Tyler, T. R., & Blader, S. L. (2000). Cooperation in groups: Procedural justice, social identity, and behavioral engagement. Philadelphia: Psychology press.
This work explores the psychological motives that shape the extent and nature of people's cooperative behaviour in groups. In so doing, the authors bring together two literatures: the study of rule-following behaviour and the study of helping behaviour. They argue that both types of cooperative behaviour are rooted in people's views about the justice of group procedures. Four components of procedures are shown largely to define people's views about their fairness. Finally, the authors argue that people focus on procedural fairness because they use information about the fairness of group procedures to understand both the status of the group and their
status within the group.
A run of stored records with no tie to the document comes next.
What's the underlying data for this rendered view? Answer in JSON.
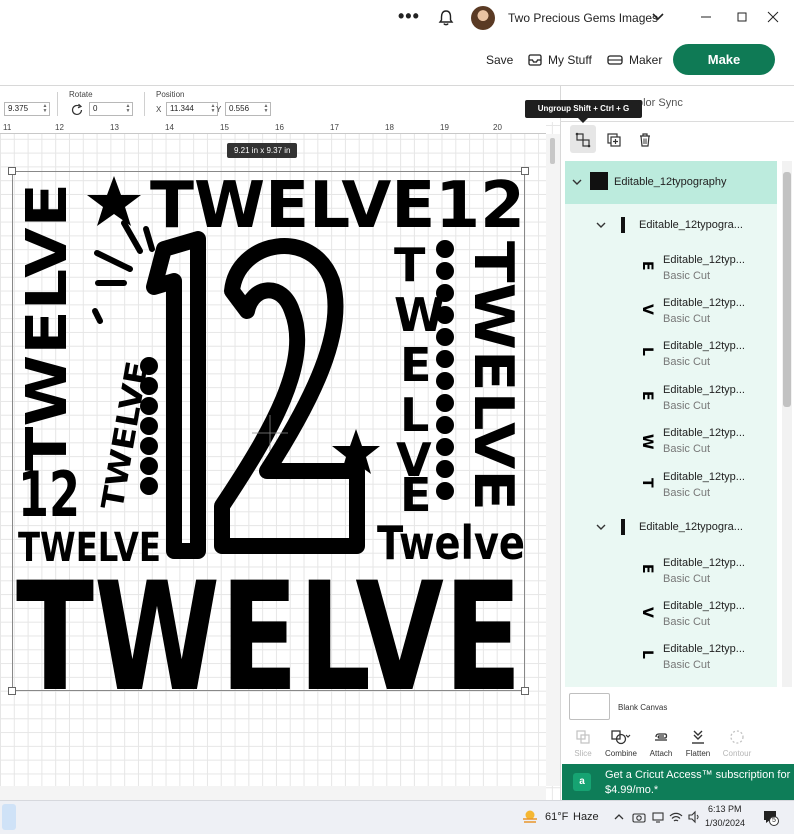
{
  "titlebar": {
    "dots": "•••",
    "username": "Two Precious Gems Images"
  },
  "header": {
    "save_label": "Save",
    "mystuff_label": "My Stuff",
    "maker_label": "Maker",
    "make_label": "Make",
    "make_color": "#0f7a55"
  },
  "toolbar": {
    "size_value": "9.375",
    "rotate_label": "Rotate",
    "rotate_value": "0",
    "position_label": "Position",
    "x_label": "X",
    "x_value": "11.344",
    "y_label": "Y",
    "y_value": "0.556"
  },
  "canvas": {
    "ruler_ticks": [
      "11",
      "12",
      "13",
      "14",
      "15",
      "16",
      "17",
      "18",
      "19",
      "20"
    ],
    "size_tag": "9.21  in x 9.37  in"
  },
  "panel": {
    "tooltip": "Ungroup Shift + Ctrl + G",
    "color_sync_label": "olor Sync",
    "top_layer": "Editable_12typography",
    "groups": [
      {
        "name": "Editable_12typogra...",
        "items": [
          {
            "name": "Editable_12typ...",
            "sub": "Basic Cut",
            "glyph": "E"
          },
          {
            "name": "Editable_12typ...",
            "sub": "Basic Cut",
            "glyph": "V"
          },
          {
            "name": "Editable_12typ...",
            "sub": "Basic Cut",
            "glyph": "L"
          },
          {
            "name": "Editable_12typ...",
            "sub": "Basic Cut",
            "glyph": "E"
          },
          {
            "name": "Editable_12typ...",
            "sub": "Basic Cut",
            "glyph": "W"
          },
          {
            "name": "Editable_12typ...",
            "sub": "Basic Cut",
            "glyph": "T"
          }
        ]
      },
      {
        "name": "Editable_12typogra...",
        "items": [
          {
            "name": "Editable_12typ...",
            "sub": "Basic Cut",
            "glyph": "E"
          },
          {
            "name": "Editable_12typ...",
            "sub": "Basic Cut",
            "glyph": "V"
          },
          {
            "name": "Editable_12typ...",
            "sub": "Basic Cut",
            "glyph": "L"
          }
        ]
      }
    ],
    "blank_canvas_label": "Blank Canvas",
    "bottom_tools": {
      "slice": "Slice",
      "combine": "Combine",
      "attach": "Attach",
      "flatten": "Flatten",
      "contour": "Contour"
    },
    "promo_badge": "a",
    "promo_text": "Get a Cricut Access™ subscription for $4.99/mo.*",
    "layer_bg": "#eaf8f3",
    "layer_selected_bg": "#bcebdd"
  },
  "taskbar": {
    "temp": "61°F",
    "condition": "Haze",
    "time": "6:13 PM",
    "date": "1/30/2024",
    "notif_count": "5"
  }
}
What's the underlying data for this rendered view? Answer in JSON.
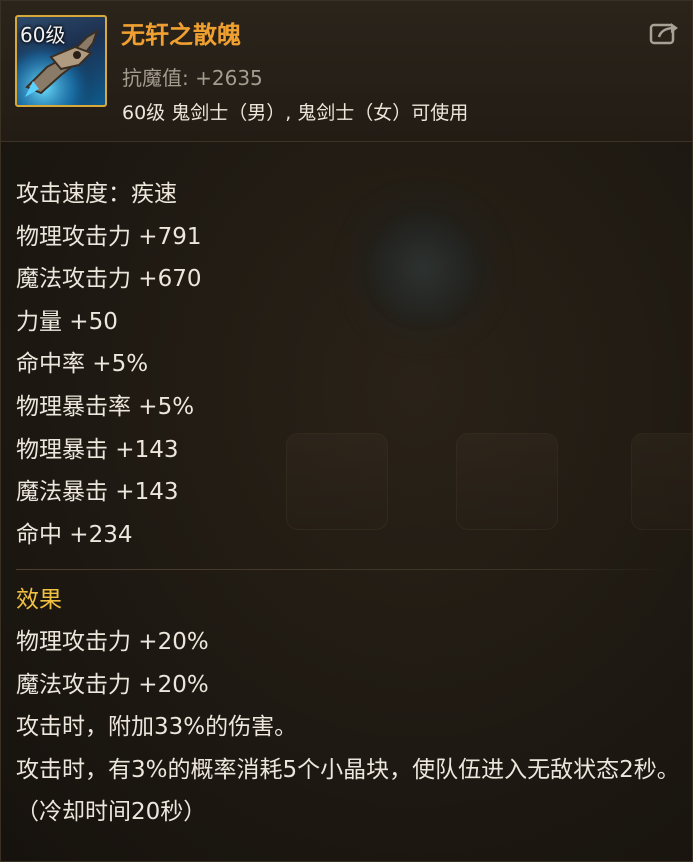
{
  "item": {
    "level_tag": "60级",
    "name": "无轩之散魄",
    "resist_label": "抗魔值:",
    "resist_value": "+2635",
    "usable_by": "60级 鬼剑士（男）, 鬼剑士（女）可使用",
    "share_icon": "share-export-icon"
  },
  "stats": [
    "攻击速度：疾速",
    "物理攻击力 +791",
    "魔法攻击力 +670",
    "力量 +50",
    "命中率 +5%",
    "物理暴击率 +5%",
    "物理暴击 +143",
    "魔法暴击 +143",
    "命中 +234"
  ],
  "effects": {
    "title": "效果",
    "lines": [
      "物理攻击力 +20%",
      "魔法攻击力 +20%",
      "攻击时，附加33%的伤害。",
      "攻击时，有3%的概率消耗5个小晶块，使队伍进入无敌状态2秒。（冷却时间20秒）"
    ]
  },
  "colors": {
    "name": "#f0a030",
    "effect_title": "#f0c040",
    "text": "#ece6dc",
    "sub_text": "#a59c90",
    "icon_border": "#d8a83a"
  }
}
These status judgments are important to people because they shape their self definitions and feelings of self worth.